“Delaware schools have many strong women leaders who use this annual event as an opportunity to rejuvenate, make connections and learn from one another,” said Faith Muirhead, director of the SSC. “This year’s conference brought almost 300 participants together to support their individual leadership development and work together to find answers to the problems that confront our schools and to develop solutions.”

The theme of this year’s event was “Celebrating Our Resilience,” and the keynote speaker, sponsored by the Delaware Department of Education (DDOE), was Jane Kise, founder of Differentiated Coaching Associates. Kise’s address focused on the concepts of brain energy and bandwidth, moving beyond self care to help women leaders and their colleagues stay energized and passionate about their work.

Jane Kise, founder of Differentiated Coaching Associates, delivers the event’s keynote address, titled “Tools for Leading and Thriving in Challenging Times.”J

Jane Kise, founder of Differentiated Coaching Associates, delivers the event’s keynote address, titled “Tools for Leading and Thriving in Challenging Times.”

“The resounding message from social media is that burnout is the price of leadership, especially for women,” Kise said. “Yet it isn’t inevitable. I love sharing our research that highlights all the areas that go beyond selfcare that let us reclaim our time, our focus, our purpose and our passion. And facilitating these discussions with a group of motivated leaders means they’ll take this information back to their staff and improve everyone’s wellbeing.”

The event also featured whole-group and breakout sessions facilitated by national and local leaders who led thoughtful discussion on topics such as personal and organizational resilience, gender equality, diversity and inclusion, school and district leadership, education policy and overcoming barriers specific to women.

“Intentionally including networking time and opportunities for connection within the conference agenda were priorities for our team,” said Alison Travers, assistant director of SSC’s Delaware Academy for School Leadership (DASL). “We have received feedback from multiple participants of the March 13 conference stating that they appreciated time to connect with colleagues, to network and make new connections and to feel celebrated for their role in education.”

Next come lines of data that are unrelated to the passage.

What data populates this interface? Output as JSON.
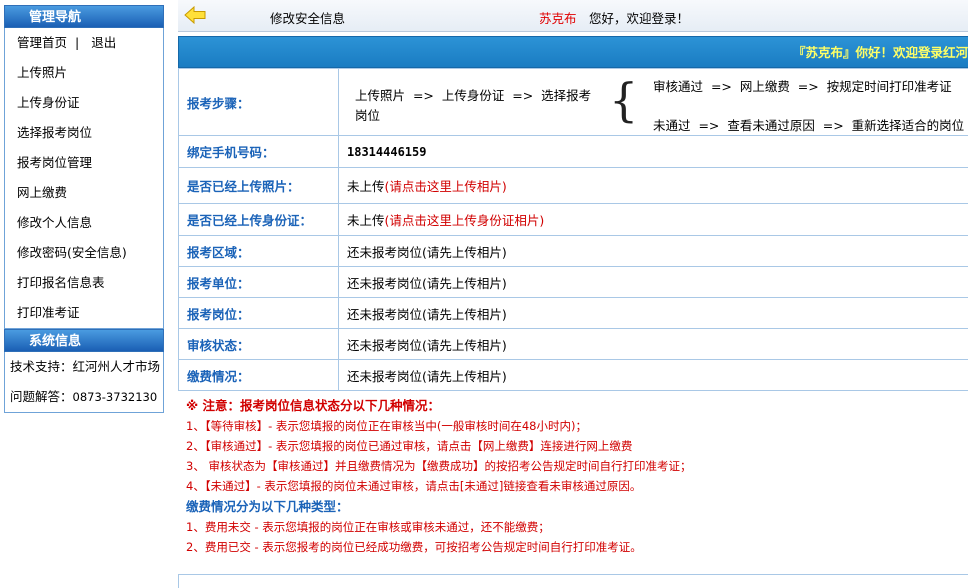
{
  "sidebar": {
    "nav_title": "管理导航",
    "home": "管理首页",
    "separator": "|",
    "logout": "退出",
    "items": [
      "上传照片",
      "上传身份证",
      "选择报考岗位",
      "报考岗位管理",
      "网上缴费",
      "修改个人信息",
      "修改密码(安全信息)",
      "打印报名信息表",
      "打印准考证"
    ],
    "sys_title": "系统信息",
    "support": "技术支持：红河州人才市场",
    "helpline_label": "问题解答：",
    "helpline_number": "0873-3732130"
  },
  "topbar": {
    "back_icon": "left-arrow-icon",
    "title": "修改安全信息",
    "user": "苏克布",
    "greeting": "您好，欢迎登录！"
  },
  "banner": {
    "text": "『苏克布』你好！欢迎登录红河"
  },
  "table": {
    "steps_label": "报考步骤：",
    "steps_left_1": "上传照片  =>  上传身份证  =>  选择报考",
    "steps_left_2": "岗位",
    "steps_brace": "{",
    "steps_r1": "审核通过  =>  网上缴费  =>  按规定时间打印准考证",
    "steps_r2": "未通过  =>  查看未通过原因  =>  重新选择适合的岗位",
    "phone_label": "绑定手机号码：",
    "phone_value": "18314446159",
    "photo_label": "是否已经上传照片：",
    "photo_status": "未上传",
    "photo_link": "(请点击这里上传相片)",
    "id_label": "是否已经上传身份证：",
    "id_status": "未上传",
    "id_link": "(请点击这里上传身份证相片)",
    "area_label": "报考区域：",
    "area_value": "还未报考岗位(请先上传相片)",
    "unit_label": "报考单位：",
    "unit_value": "还未报考岗位(请先上传相片)",
    "post_label": "报考岗位：",
    "post_value": "还未报考岗位(请先上传相片)",
    "audit_label": "审核状态：",
    "audit_value": "还未报考岗位(请先上传相片)",
    "fee_label": "缴费情况：",
    "fee_value": "还未报考岗位(请先上传相片)"
  },
  "notes": {
    "head": "※ 注意：报考岗位信息状态分以下几种情况：",
    "n1": "1、【等待审核】- 表示您填报的岗位正在审核当中(一般审核时间在48小时内)；",
    "n2": "2、【审核通过】- 表示您填报的岗位已通过审核，请点击【网上缴费】连接进行网上缴费",
    "n3": "3、 审核状态为【审核通过】并且缴费情况为【缴费成功】的按招考公告规定时间自行打印准考证；",
    "n4": "4、【未通过】- 表示您填报的岗位未通过审核，请点击[未通过]链接查看未审核通过原因。",
    "fee_head": "缴费情况分为以下几种类型：",
    "f1": "1、费用未交 - 表示您填报的岗位正在审核或审核未通过，还不能缴费；",
    "f2": "2、费用已交 - 表示您报考的岗位已经成功缴费，可按招考公告规定时间自行打印准考证。"
  },
  "colors": {
    "nav_header": "#1a5fb4",
    "label_blue": "#1b63b8",
    "alert_red": "#d10000",
    "banner_text": "#ffff66"
  }
}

Angela Socorso, education associate in the DDOE, also emphasized the importance of the event and expressed gratitude for the opportunities it offered.

“The conference serves as an invaluable platform for fostering connections, networking and deepening our understanding of leadership dynamics,” Socorso said. “It not only provides an opportunity to reflect on our personal journeys but also encourages us to critically examine our leadership styles and approaches, empowering us to make meaningful impacts for those we lead and support. This conference is a testament to the collective strength and potential of women in leadership, and I’m grateful for the enriching experience it offers.”

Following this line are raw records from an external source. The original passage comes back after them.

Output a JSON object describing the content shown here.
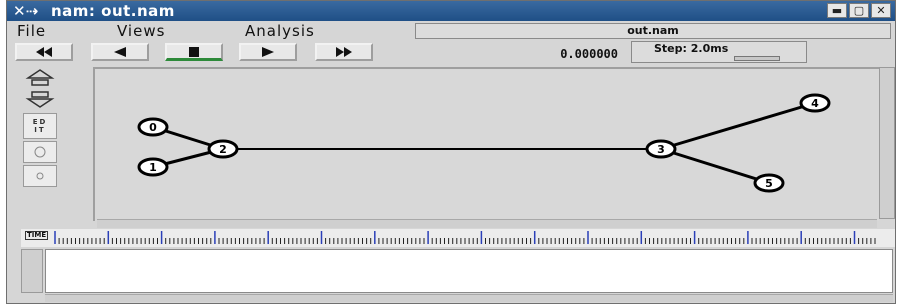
{
  "window": {
    "title": "nam: out.nam",
    "buttons": [
      "minimize",
      "maximize",
      "close"
    ]
  },
  "menu": {
    "items": [
      "File",
      "Views",
      "Analysis"
    ],
    "file_field": "out.nam"
  },
  "controls": {
    "buttons": [
      {
        "name": "rewind",
        "glyph": "◀◀"
      },
      {
        "name": "play-backward",
        "glyph": "◀"
      },
      {
        "name": "stop",
        "glyph": "■"
      },
      {
        "name": "play-forward",
        "glyph": "▶"
      },
      {
        "name": "fast-forward",
        "glyph": "▶▶"
      }
    ],
    "time": "0.000000",
    "step_label": "Step: 2.0ms"
  },
  "tools": {
    "edit_label": "EDIT"
  },
  "topology": {
    "nodes": [
      {
        "id": "0",
        "label": "0"
      },
      {
        "id": "1",
        "label": "1"
      },
      {
        "id": "2",
        "label": "2"
      },
      {
        "id": "3",
        "label": "3"
      },
      {
        "id": "4",
        "label": "4"
      },
      {
        "id": "5",
        "label": "5"
      }
    ],
    "links": [
      {
        "from": "0",
        "to": "2"
      },
      {
        "from": "1",
        "to": "2"
      },
      {
        "from": "2",
        "to": "3"
      },
      {
        "from": "3",
        "to": "4"
      },
      {
        "from": "3",
        "to": "5"
      }
    ]
  },
  "timeline": {
    "label": "TIME"
  },
  "colors": {
    "title_bar": "#1f4f86",
    "timeline_ticks": "#2a3fb8",
    "active_play": "#2d8a3a"
  }
}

The event also included panel sessions on topics such as personal and organizational resilience, gender equality, diversity and inclusion, school and district leadership and more.

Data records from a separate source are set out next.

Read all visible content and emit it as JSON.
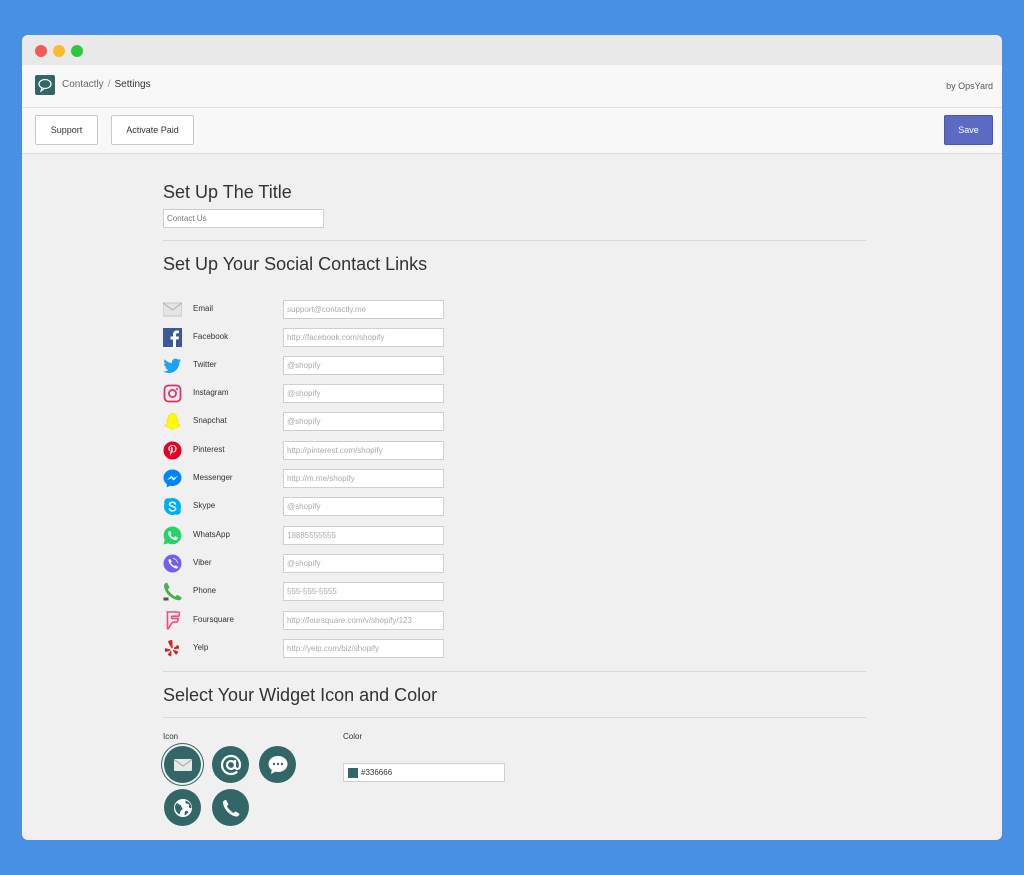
{
  "header": {
    "app_name": "Contactly",
    "separator": "/",
    "page": "Settings",
    "by": "by OpsYard"
  },
  "toolbar": {
    "support_label": "Support",
    "activate_label": "Activate Paid",
    "save_label": "Save"
  },
  "title_section": {
    "heading": "Set Up The Title",
    "placeholder": "Contact Us"
  },
  "social_section": {
    "heading": "Set Up Your Social Contact Links",
    "links": [
      {
        "label": "Email",
        "placeholder": "support@contactly.me",
        "icon": "email-icon"
      },
      {
        "label": "Facebook",
        "placeholder": "http://facebook.com/shopify",
        "icon": "facebook-icon"
      },
      {
        "label": "Twitter",
        "placeholder": "@shopify",
        "icon": "twitter-icon"
      },
      {
        "label": "Instagram",
        "placeholder": "@shopify",
        "icon": "instagram-icon"
      },
      {
        "label": "Snapchat",
        "placeholder": "@shopify",
        "icon": "snapchat-icon"
      },
      {
        "label": "Pinterest",
        "placeholder": "http://pinterest.com/shopify",
        "icon": "pinterest-icon"
      },
      {
        "label": "Messenger",
        "placeholder": "http://m.me/shopify",
        "icon": "messenger-icon"
      },
      {
        "label": "Skype",
        "placeholder": "@shopify",
        "icon": "skype-icon"
      },
      {
        "label": "WhatsApp",
        "placeholder": "18885555555",
        "icon": "whatsapp-icon"
      },
      {
        "label": "Viber",
        "placeholder": "@shopify",
        "icon": "viber-icon"
      },
      {
        "label": "Phone",
        "placeholder": "555-555-5555",
        "icon": "phone-icon"
      },
      {
        "label": "Foursquare",
        "placeholder": "http://foursquare.com/v/shopify/123",
        "icon": "foursquare-icon"
      },
      {
        "label": "Yelp",
        "placeholder": "http://yelp.com/biz/shopify",
        "icon": "yelp-icon"
      }
    ]
  },
  "widget_section": {
    "heading": "Select Your Widget Icon and Color",
    "icon_label": "Icon",
    "color_label": "Color",
    "color_value": "#336666",
    "icons": [
      "envelope-icon",
      "at-sign-icon",
      "chat-bubble-icon",
      "globe-icon",
      "phone-icon"
    ],
    "selected_icon": "envelope-icon"
  },
  "colors": {
    "accent": "#5c6ac4",
    "widget": "#336666",
    "background": "#4a90e2"
  }
}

The event also included panel sessions on topics such as personal and organizational resilience, gender equality, diversity and inclusion, school and district leadership and more.

About the School Success Center

Launched in 2022, the SSC partners with teachers and administrators in public, charter and independent schools and offers a systemic approach to improving student and school outcomes. The SSC is unique in partnering with both teachers and administrators on the same improvement strategies to ensure that teachers, schools and districts grow together.

In addition to providing differentiated coaching services for school and district leaders, the SSC offers expert-facilitated professional learning programs in literacy instruction, math instruction and multi-tiered systems of support, focusing on student screening, diagnostic assessment, intervention design, progress monitoring and more.

To partner with the SSC, visit its website.

Read this story on UDaily.

Article by Jessica Henderson. Photos by Maria Errico.